> Directions for this task
Output every entry below exactly, without its pictures.

═════ Data supplied

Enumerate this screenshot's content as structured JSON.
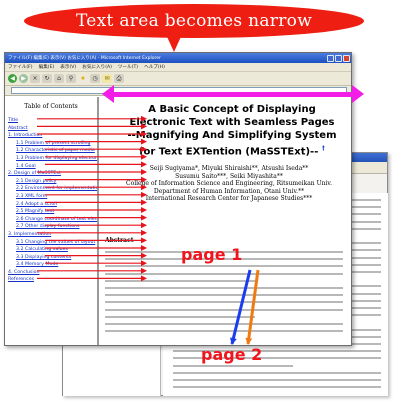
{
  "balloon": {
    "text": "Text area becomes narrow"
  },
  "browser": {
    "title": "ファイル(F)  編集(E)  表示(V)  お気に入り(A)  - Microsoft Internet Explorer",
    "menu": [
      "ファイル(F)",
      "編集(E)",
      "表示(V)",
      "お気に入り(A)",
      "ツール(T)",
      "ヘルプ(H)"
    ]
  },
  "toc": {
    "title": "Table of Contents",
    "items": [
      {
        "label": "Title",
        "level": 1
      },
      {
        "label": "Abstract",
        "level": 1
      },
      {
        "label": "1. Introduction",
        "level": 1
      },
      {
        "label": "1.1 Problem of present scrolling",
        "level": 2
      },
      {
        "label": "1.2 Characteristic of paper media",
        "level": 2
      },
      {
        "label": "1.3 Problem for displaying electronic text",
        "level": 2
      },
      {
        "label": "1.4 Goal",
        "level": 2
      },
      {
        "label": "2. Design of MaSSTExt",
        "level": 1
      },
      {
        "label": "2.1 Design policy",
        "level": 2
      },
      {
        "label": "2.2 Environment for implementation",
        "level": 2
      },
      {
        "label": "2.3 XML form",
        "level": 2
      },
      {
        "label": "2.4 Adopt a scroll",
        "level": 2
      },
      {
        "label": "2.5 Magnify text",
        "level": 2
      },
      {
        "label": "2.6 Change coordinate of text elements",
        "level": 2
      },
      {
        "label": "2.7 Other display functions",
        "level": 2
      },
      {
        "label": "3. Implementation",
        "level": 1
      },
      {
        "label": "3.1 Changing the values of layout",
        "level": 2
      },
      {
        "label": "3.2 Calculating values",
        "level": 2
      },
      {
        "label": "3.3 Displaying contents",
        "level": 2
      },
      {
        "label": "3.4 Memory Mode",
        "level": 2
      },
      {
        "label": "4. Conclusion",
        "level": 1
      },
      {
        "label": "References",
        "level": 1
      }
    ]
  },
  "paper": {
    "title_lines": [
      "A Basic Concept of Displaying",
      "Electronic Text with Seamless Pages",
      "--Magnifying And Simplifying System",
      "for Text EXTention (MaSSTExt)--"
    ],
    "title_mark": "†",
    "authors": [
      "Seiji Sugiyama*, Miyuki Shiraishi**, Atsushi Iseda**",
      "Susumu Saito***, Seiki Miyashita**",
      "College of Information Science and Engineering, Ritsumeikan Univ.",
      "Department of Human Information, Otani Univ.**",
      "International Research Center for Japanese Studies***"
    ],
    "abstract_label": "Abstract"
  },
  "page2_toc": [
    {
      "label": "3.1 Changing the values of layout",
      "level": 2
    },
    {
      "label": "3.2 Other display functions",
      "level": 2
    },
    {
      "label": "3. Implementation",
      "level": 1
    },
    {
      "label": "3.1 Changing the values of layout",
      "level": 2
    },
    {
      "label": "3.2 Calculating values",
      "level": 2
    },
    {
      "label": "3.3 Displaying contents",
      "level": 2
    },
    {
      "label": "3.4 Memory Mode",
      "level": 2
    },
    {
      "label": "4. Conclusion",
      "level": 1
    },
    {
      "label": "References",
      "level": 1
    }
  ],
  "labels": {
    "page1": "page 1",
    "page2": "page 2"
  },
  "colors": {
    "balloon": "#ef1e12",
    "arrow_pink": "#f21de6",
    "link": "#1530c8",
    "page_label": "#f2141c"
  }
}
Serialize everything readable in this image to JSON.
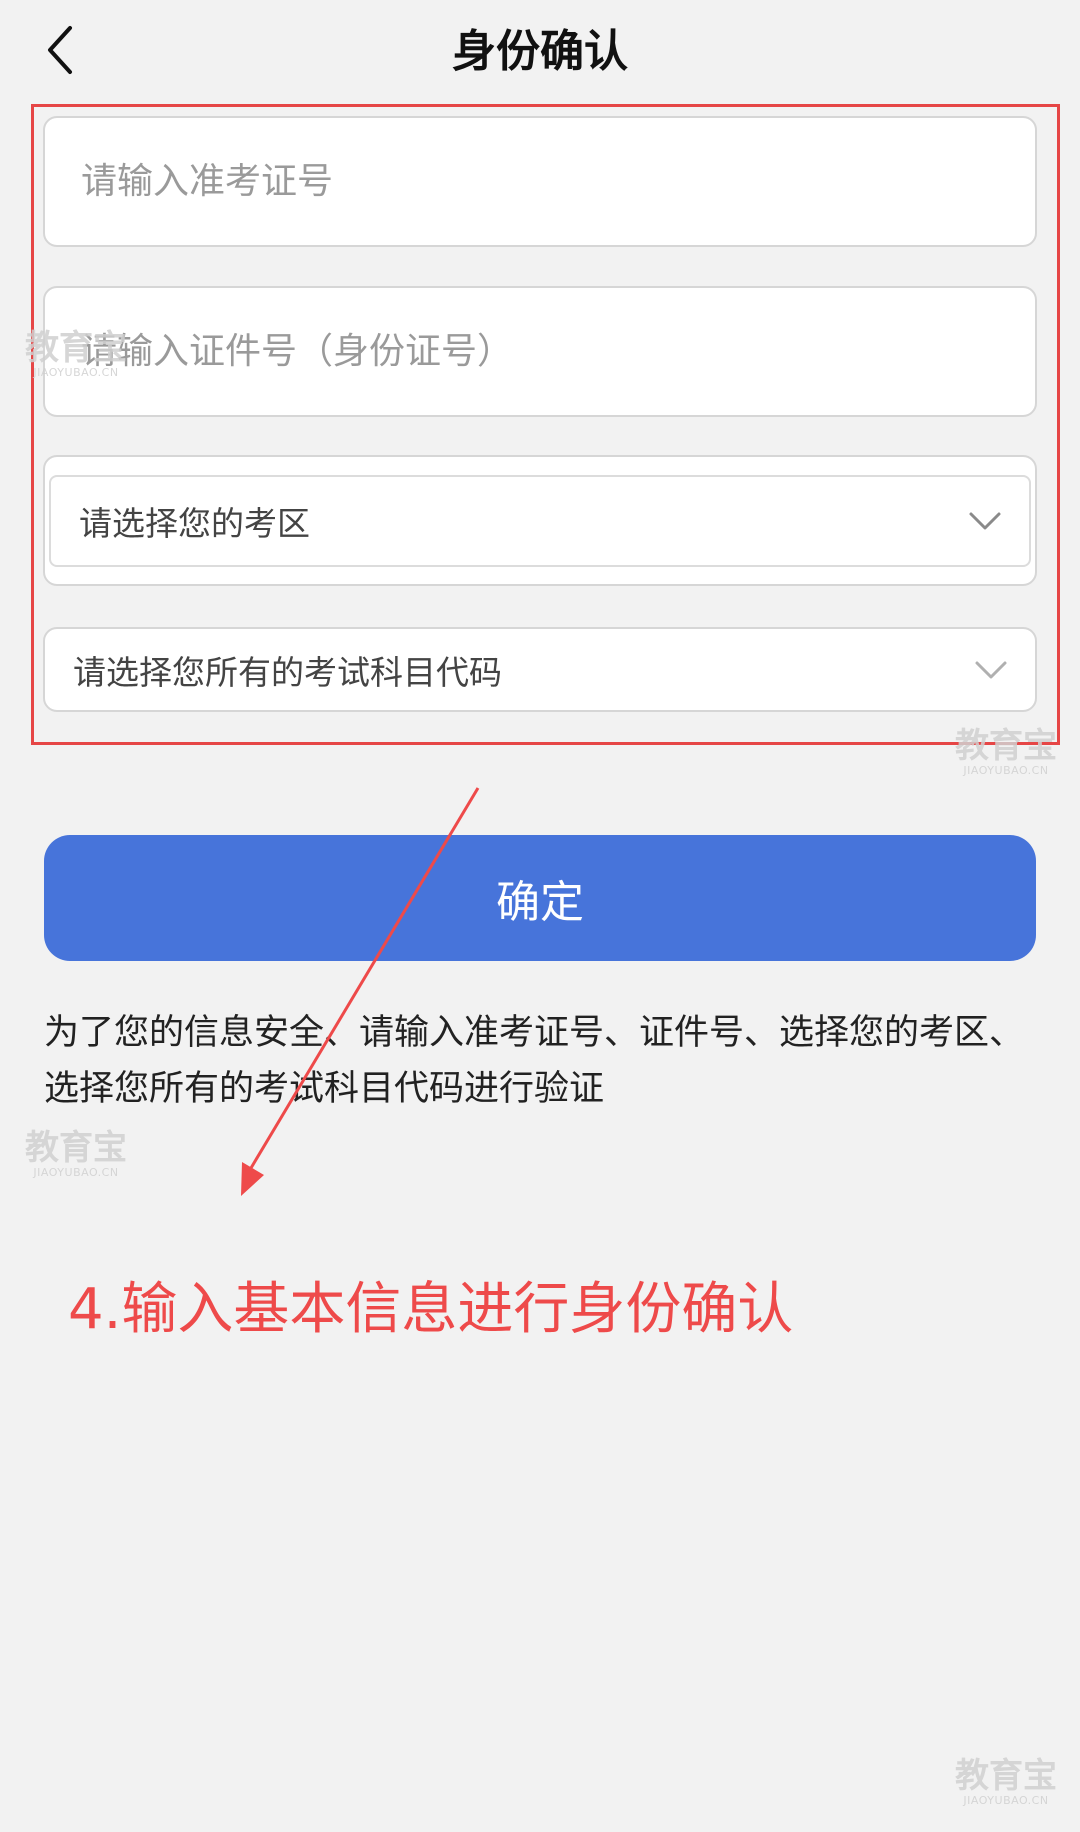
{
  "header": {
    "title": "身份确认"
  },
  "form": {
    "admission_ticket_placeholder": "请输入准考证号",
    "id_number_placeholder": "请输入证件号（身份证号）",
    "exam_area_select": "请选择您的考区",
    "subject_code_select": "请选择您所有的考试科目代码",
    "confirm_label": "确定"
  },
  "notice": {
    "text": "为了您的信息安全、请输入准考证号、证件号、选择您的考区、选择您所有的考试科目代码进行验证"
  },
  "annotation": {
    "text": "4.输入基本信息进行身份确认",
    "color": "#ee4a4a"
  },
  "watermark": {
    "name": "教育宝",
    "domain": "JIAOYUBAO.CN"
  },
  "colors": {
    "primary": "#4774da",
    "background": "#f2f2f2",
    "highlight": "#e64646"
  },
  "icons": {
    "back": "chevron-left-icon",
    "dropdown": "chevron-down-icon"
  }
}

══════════

> Task response
Enumerate this screenshot's content as structured JSON.
{
  "balloon": {
    "text": "Text area becomes narrow"
  },
  "browser": {
    "title": "ファイル(F)  編集(E)  表示(V)  お気に入り(A)  - Microsoft Internet Explorer",
    "menu": [
      "ファイル(F)",
      "編集(E)",
      "表示(V)",
      "お気に入り(A)",
      "ツール(T)",
      "ヘルプ(H)"
    ]
  },
  "toc": {
    "title": "Table of Contents",
    "items": [
      {
        "label": "Title",
        "level": 1
      },
      {
        "label": "Abstract",
        "level": 1
      },
      {
        "label": "1. Introduction",
        "level": 1
      },
      {
        "label": "1.1 Problem of present scrolling",
        "level": 2
      },
      {
        "label": "1.2 Characteristic of paper media",
        "level": 2
      },
      {
        "label": "1.3 Problem for displaying electronic text",
        "level": 2
      },
      {
        "label": "1.4 Goal",
        "level": 2
      },
      {
        "label": "2. Design of MaSSTExt",
        "level": 1
      },
      {
        "label": "2.1 Design policy",
        "level": 2
      },
      {
        "label": "2.2 Environment for implementation",
        "level": 2
      },
      {
        "label": "2.3 XML form",
        "level": 2
      },
      {
        "label": "2.4 Adopt a scroll",
        "level": 2
      },
      {
        "label": "2.5 Magnify text",
        "level": 2
      },
      {
        "label": "2.6 Change coordinate of text elements",
        "level": 2
      },
      {
        "label": "2.7 Other display functions",
        "level": 2
      },
      {
        "label": "3. Implementation",
        "level": 1
      },
      {
        "label": "3.1 Changing the values of layout",
        "level": 2
      },
      {
        "label": "3.2 Calculating values",
        "level": 2
      },
      {
        "label": "3.3 Displaying contents",
        "level": 2
      },
      {
        "label": "3.4 Memory Mode",
        "level": 2
      },
      {
        "label": "4. Conclusion",
        "level": 1
      },
      {
        "label": "References",
        "level": 1
      }
    ]
  },
  "paper": {
    "title_lines": [
      "A Basic Concept of Displaying",
      "Electronic Text with Seamless Pages",
      "--Magnifying And Simplifying System",
      "for Text EXTention (MaSSTExt)--"
    ],
    "title_mark": "†",
    "authors": [
      "Seiji Sugiyama*, Miyuki Shiraishi**, Atsushi Iseda**",
      "Susumu Saito***, Seiki Miyashita**",
      "College of Information Science and Engineering, Ritsumeikan Univ.",
      "Department of Human Information, Otani Univ.**",
      "International Research Center for Japanese Studies***"
    ],
    "abstract_label": "Abstract"
  },
  "page2_toc": [
    {
      "label": "3.1 Changing the values of layout",
      "level": 2
    },
    {
      "label": "3.2 Other display functions",
      "level": 2
    },
    {
      "label": "3. Implementation",
      "level": 1
    },
    {
      "label": "3.1 Changing the values of layout",
      "level": 2
    },
    {
      "label": "3.2 Calculating values",
      "level": 2
    },
    {
      "label": "3.3 Displaying contents",
      "level": 2
    },
    {
      "label": "3.4 Memory Mode",
      "level": 2
    },
    {
      "label": "4. Conclusion",
      "level": 1
    },
    {
      "label": "References",
      "level": 1
    }
  ],
  "labels": {
    "page1": "page 1",
    "page2": "page 2"
  },
  "colors": {
    "balloon": "#ef1e12",
    "arrow_pink": "#f21de6",
    "link": "#1530c8",
    "page_label": "#f2141c"
  }
}
Serialize everything readable in this image to JSON.
{
  "header": {
    "title": "身份确认"
  },
  "form": {
    "admission_ticket_placeholder": "请输入准考证号",
    "id_number_placeholder": "请输入证件号（身份证号）",
    "exam_area_select": "请选择您的考区",
    "subject_code_select": "请选择您所有的考试科目代码",
    "confirm_label": "确定"
  },
  "notice": {
    "text": "为了您的信息安全、请输入准考证号、证件号、选择您的考区、选择您所有的考试科目代码进行验证"
  },
  "annotation": {
    "text": "4.输入基本信息进行身份确认",
    "color": "#ee4a4a"
  },
  "watermark": {
    "name": "教育宝",
    "domain": "JIAOYUBAO.CN"
  },
  "colors": {
    "primary": "#4774da",
    "background": "#f2f2f2",
    "highlight": "#e64646"
  },
  "icons": {
    "back": "chevron-left-icon",
    "dropdown": "chevron-down-icon"
  }
}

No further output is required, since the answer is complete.